Therefore take no thought, saying, What shall we eat? or, What shall we drink? or, Wherewithal shall we be clothed? …Take therefore no thought for the morrow: for the morrow shall take thought for the things of itself.

Gospel of Matthew 6:31/34

One of the most evident signs of our spiritual pathology is our preoccupation with change. We are constantly admonished that “if you’re not growing, you’re dying.” This preoccupation with change is a symptom of our living for the future rather than in the present. It is yet another indicator of our proclivity toward living in a fantasy world of words and symbols rather than in reality.

Of course, the future never comes. No matter when you are, the future is always not yet. If we live for the future we are necessarily disappointed, since it is certain that at some point we will run out of future. A lesser symptom of this major illness is living for the weekend. If we see Monday through Friday as nothing but a means to Saturday and Sunday, we are relinquishing 71% of our lives. Certainly, everyone must do some things which they do not like to do – perhaps taking out the trash is a good example.
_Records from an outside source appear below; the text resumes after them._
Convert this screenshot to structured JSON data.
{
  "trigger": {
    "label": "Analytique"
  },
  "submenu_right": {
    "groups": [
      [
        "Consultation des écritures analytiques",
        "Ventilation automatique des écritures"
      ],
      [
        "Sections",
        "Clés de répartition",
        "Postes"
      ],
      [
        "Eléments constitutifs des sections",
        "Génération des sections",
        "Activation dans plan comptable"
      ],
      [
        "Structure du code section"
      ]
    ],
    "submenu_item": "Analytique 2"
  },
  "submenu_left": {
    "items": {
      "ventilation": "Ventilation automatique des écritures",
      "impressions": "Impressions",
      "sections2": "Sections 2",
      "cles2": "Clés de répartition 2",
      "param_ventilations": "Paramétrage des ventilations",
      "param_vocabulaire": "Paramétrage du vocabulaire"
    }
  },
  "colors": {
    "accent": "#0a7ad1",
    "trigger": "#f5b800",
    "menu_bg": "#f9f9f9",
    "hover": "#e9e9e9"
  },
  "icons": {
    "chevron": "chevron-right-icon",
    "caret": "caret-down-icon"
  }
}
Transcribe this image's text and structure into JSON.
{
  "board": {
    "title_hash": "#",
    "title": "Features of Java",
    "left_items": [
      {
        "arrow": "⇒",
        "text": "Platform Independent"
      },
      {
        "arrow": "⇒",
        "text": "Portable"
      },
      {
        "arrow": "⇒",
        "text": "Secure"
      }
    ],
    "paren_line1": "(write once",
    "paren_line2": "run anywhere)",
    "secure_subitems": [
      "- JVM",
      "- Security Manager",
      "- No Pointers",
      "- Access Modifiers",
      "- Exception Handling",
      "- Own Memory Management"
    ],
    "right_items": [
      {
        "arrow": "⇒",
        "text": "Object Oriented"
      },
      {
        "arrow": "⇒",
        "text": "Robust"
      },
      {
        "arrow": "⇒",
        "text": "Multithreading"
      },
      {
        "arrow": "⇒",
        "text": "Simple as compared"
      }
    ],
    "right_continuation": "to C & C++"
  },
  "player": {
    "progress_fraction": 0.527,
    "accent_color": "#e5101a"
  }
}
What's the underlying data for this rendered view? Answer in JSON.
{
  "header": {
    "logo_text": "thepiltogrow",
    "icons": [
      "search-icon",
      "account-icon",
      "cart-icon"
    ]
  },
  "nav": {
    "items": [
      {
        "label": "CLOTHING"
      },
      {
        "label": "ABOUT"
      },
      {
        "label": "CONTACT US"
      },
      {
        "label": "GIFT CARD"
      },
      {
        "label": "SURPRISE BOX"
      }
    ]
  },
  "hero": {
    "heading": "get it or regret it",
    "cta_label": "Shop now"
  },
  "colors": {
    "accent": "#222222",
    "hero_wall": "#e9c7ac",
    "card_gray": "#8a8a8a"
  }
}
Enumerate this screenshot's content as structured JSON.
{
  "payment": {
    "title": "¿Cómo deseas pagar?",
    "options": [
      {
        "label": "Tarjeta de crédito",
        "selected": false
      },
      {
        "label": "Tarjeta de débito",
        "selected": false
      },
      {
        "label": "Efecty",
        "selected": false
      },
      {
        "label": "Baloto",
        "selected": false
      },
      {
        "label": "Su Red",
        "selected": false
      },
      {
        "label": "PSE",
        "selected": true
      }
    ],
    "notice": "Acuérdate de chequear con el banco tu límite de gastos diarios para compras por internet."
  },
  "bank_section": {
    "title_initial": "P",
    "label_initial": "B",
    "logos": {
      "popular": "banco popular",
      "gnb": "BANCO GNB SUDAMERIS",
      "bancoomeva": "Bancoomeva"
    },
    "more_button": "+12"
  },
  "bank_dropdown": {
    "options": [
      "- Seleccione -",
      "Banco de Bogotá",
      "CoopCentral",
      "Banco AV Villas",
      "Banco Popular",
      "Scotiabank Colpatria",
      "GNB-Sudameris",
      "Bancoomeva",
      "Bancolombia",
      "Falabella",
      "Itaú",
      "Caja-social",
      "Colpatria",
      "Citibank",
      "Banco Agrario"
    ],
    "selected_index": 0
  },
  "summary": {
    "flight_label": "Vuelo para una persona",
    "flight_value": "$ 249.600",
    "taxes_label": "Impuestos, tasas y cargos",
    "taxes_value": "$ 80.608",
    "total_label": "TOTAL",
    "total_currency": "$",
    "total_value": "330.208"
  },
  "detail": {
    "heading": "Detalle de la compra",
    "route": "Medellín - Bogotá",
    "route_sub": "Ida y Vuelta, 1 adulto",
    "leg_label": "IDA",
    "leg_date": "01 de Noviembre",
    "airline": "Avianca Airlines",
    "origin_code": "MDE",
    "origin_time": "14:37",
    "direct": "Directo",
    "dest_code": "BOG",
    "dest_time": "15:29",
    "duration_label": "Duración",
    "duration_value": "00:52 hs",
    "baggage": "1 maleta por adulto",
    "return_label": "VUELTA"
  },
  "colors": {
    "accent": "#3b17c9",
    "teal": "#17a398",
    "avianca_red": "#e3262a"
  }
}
One may adopt a Zen-like attitude about it, but it is still taking out the trash, and unlikely to be very fulfilling. And so it is with some other aspects of our lives; but to damn large portions of our lives to a job we hate is to turn oneself into a machine – the only way that the psyche can survive spending 40-55 hours per week doing some hateful task is to essentially disengage, turning oneself into an automaton in the process. This leaves the doer unfulfilled and the task poorly done, benefiting no one.

Thoreau wrote that “the mass of men leads lives of quiet desperation” – and now, more than a hundred years later, we have added women to this list as well. How far have we really come? In the United States it is now very difficult (and in some cases impossible) for a family to live on a single income, forcing both spouses to be tied to an endless cycle of working both away from home and in it. There is little time for enjoyment, and even less for reflection and study. What time for recreation there is, we try to pack with activities that stimulate and excite us (reminding us that we are, indeed, alive) and at the same time fatigue us to the point that we are unproductive at our jobs. Which doesn’t matter, of course, because almost no one else is either, and so no one notices.

We are becoming a species of spiritual automatons, but there is a way out.

“If we take eternity to mean not infinite temporal duration but timelessness, then eternal life belongs to those who live in the present.” ― Ludwig Wittgenstein

Image of replica of Thoreau's cabin at Walden:[dot]jpg